▶ [TASK TO CARRY OUT]: Among the entries that follow, count the lines with the word "эксплуатации" and report the number by itself.

▶ [INPUT RECORDS]:
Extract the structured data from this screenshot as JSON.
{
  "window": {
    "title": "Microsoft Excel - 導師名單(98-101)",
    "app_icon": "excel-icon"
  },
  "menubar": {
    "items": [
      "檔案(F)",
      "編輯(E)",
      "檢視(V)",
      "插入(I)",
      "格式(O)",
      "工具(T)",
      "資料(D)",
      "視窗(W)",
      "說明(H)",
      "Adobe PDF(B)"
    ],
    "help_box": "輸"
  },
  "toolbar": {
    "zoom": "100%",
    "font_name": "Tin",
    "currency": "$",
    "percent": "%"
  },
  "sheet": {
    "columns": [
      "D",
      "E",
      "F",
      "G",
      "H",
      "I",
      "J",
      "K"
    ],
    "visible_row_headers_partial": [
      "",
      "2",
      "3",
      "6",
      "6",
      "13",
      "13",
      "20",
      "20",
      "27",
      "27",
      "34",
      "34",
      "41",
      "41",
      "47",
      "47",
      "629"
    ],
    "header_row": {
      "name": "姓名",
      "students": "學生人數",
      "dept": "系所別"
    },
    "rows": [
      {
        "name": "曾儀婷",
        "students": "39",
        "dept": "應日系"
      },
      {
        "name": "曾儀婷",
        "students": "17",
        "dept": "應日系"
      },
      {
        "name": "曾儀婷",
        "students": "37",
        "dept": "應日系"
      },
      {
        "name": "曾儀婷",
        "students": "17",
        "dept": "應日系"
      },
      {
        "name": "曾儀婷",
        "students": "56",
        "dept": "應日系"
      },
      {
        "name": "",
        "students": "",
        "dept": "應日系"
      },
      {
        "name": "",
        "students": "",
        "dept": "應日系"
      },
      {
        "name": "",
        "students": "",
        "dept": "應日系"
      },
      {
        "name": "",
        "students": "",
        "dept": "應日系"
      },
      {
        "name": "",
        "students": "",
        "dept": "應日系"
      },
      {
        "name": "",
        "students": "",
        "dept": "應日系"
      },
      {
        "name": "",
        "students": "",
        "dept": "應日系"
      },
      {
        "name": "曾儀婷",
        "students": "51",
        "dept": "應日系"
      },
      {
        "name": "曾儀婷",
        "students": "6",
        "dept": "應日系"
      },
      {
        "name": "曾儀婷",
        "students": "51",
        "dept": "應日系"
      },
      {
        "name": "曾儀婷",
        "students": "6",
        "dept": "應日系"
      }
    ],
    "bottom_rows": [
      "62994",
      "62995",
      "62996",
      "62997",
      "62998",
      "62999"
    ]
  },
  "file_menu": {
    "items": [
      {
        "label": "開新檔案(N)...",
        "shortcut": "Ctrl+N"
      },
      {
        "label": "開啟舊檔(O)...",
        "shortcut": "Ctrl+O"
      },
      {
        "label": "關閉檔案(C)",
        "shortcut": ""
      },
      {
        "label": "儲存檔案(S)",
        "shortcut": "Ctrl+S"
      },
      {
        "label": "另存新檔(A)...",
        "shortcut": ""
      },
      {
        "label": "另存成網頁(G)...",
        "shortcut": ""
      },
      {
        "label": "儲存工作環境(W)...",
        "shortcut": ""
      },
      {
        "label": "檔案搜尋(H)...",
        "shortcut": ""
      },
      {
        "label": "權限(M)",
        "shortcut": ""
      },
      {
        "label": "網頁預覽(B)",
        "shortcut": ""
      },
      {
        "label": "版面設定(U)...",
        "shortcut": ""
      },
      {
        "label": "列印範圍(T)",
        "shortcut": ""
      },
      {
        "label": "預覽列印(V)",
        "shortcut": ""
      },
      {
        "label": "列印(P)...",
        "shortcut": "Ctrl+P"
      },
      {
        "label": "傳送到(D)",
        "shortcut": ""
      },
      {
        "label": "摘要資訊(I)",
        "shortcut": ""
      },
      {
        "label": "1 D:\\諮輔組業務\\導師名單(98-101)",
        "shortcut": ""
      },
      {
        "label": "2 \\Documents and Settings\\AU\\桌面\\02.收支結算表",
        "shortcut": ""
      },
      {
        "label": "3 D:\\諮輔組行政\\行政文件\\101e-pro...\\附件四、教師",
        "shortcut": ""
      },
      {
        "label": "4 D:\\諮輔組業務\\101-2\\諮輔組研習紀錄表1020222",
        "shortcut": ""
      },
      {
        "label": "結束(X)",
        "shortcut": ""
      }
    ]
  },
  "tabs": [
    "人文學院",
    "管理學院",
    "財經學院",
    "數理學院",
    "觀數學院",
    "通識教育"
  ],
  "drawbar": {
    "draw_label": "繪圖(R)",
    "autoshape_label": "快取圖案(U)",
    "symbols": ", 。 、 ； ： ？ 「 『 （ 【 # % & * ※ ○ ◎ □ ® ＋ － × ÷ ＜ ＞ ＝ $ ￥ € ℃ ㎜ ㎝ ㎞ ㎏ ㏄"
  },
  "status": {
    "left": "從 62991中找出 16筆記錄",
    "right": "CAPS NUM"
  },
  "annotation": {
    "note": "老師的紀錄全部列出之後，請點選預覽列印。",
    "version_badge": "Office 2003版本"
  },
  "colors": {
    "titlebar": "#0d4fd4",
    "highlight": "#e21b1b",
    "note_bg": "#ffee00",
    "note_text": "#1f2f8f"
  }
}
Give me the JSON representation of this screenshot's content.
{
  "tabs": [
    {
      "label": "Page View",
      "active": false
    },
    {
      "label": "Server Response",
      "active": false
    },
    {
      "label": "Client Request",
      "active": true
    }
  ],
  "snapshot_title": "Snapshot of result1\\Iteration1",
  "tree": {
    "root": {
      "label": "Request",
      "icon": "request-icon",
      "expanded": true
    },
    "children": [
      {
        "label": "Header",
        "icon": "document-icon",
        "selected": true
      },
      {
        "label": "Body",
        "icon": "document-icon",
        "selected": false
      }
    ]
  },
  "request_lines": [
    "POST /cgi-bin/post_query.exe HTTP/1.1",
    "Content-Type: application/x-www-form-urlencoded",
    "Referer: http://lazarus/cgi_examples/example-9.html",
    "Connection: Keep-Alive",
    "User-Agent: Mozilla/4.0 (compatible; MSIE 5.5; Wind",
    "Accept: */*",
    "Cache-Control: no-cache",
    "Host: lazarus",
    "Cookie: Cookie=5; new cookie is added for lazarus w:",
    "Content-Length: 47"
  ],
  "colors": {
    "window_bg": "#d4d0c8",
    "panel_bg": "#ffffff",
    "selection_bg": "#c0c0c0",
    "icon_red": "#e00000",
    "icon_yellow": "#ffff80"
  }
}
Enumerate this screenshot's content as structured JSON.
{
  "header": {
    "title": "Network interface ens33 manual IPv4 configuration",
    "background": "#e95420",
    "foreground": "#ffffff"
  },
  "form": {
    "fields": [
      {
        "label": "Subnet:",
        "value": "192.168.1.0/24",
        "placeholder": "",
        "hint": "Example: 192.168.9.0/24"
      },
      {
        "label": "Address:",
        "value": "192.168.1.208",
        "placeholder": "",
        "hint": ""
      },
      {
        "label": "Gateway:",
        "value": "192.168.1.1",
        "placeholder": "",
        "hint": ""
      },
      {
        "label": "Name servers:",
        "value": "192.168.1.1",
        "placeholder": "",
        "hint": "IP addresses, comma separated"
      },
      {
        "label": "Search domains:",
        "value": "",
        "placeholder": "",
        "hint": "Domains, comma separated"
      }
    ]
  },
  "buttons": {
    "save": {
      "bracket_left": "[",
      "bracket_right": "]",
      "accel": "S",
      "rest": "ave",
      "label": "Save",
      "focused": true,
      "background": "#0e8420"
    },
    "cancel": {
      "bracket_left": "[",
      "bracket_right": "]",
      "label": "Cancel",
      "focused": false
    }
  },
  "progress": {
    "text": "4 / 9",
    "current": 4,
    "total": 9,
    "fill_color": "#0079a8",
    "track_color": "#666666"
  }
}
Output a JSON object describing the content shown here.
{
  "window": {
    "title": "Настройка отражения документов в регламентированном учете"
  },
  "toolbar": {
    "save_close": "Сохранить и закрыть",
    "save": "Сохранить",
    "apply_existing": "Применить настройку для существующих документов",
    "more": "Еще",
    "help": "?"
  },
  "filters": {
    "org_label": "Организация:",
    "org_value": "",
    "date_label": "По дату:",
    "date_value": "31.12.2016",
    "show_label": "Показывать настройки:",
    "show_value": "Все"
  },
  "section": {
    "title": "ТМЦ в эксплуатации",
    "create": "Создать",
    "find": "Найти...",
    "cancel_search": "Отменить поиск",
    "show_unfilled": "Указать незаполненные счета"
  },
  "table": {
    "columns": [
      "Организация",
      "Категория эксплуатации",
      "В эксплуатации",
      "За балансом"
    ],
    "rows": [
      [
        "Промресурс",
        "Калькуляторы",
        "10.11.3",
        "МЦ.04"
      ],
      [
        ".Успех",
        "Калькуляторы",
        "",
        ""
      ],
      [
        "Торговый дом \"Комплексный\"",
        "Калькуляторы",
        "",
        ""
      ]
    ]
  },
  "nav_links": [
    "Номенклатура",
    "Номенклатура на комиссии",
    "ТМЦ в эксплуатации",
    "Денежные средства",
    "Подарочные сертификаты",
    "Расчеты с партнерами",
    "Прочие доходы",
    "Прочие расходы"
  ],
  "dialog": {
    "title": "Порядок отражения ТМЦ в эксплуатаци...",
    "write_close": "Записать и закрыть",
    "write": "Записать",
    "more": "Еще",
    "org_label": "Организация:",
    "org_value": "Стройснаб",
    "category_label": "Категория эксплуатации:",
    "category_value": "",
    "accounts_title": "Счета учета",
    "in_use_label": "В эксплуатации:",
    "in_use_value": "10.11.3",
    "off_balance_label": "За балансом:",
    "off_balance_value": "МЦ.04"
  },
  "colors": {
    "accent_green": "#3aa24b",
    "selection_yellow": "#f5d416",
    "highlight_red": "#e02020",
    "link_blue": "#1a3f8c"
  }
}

▶ [RESULT BELOW]: 6